Top of The input

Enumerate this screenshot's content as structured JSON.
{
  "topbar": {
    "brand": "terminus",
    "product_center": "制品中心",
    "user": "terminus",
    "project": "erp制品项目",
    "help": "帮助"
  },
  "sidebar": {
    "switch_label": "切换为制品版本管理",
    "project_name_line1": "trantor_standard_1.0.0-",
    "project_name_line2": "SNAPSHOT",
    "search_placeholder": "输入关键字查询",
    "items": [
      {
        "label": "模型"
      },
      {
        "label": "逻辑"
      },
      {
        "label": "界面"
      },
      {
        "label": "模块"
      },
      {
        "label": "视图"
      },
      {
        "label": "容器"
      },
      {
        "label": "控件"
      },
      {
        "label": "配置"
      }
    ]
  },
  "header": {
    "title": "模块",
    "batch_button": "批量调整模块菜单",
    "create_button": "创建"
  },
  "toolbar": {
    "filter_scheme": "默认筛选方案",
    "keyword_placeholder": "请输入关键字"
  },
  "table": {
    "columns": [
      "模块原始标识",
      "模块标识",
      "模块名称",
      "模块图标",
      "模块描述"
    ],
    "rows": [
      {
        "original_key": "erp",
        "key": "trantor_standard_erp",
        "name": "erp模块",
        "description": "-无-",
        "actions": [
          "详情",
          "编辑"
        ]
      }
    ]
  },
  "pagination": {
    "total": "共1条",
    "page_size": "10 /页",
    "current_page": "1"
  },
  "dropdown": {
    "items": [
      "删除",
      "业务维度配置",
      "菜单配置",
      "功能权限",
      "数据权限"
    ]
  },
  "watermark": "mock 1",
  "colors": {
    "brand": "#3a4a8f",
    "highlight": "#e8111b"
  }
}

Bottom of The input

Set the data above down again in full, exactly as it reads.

Enumerate this screenshot's content as structured JSON.
{
  "topbar": {
    "brand": "terminus",
    "product_center": "制品中心",
    "user": "terminus",
    "project": "erp制品项目",
    "help": "帮助"
  },
  "sidebar": {
    "switch_label": "切换为制品版本管理",
    "project_name_line1": "trantor_standard_1.0.0-",
    "project_name_line2": "SNAPSHOT",
    "search_placeholder": "输入关键字查询",
    "items": [
      {
        "label": "模型"
      },
      {
        "label": "逻辑"
      },
      {
        "label": "界面"
      },
      {
        "label": "模块"
      },
      {
        "label": "视图"
      },
      {
        "label": "容器"
      },
      {
        "label": "控件"
      },
      {
        "label": "配置"
      }
    ]
  },
  "header": {
    "title": "模块",
    "batch_button": "批量调整模块菜单",
    "create_button": "创建"
  },
  "toolbar": {
    "filter_scheme": "默认筛选方案",
    "keyword_placeholder": "请输入关键字"
  },
  "table": {
    "columns": [
      "模块原始标识",
      "模块标识",
      "模块名称",
      "模块图标",
      "模块描述"
    ],
    "rows": [
      {
        "original_key": "erp",
        "key": "trantor_standard_erp",
        "name": "erp模块",
        "description": "-无-",
        "actions": [
          "详情",
          "编辑"
        ]
      }
    ]
  },
  "pagination": {
    "total": "共1条",
    "page_size": "10 /页",
    "current_page": "1"
  },
  "dropdown": {
    "items": [
      "删除",
      "业务维度配置",
      "菜单配置",
      "功能权限",
      "数据权限"
    ]
  },
  "watermark": "mock 1",
  "colors": {
    "brand": "#3a4a8f",
    "highlight": "#e8111b"
  }
}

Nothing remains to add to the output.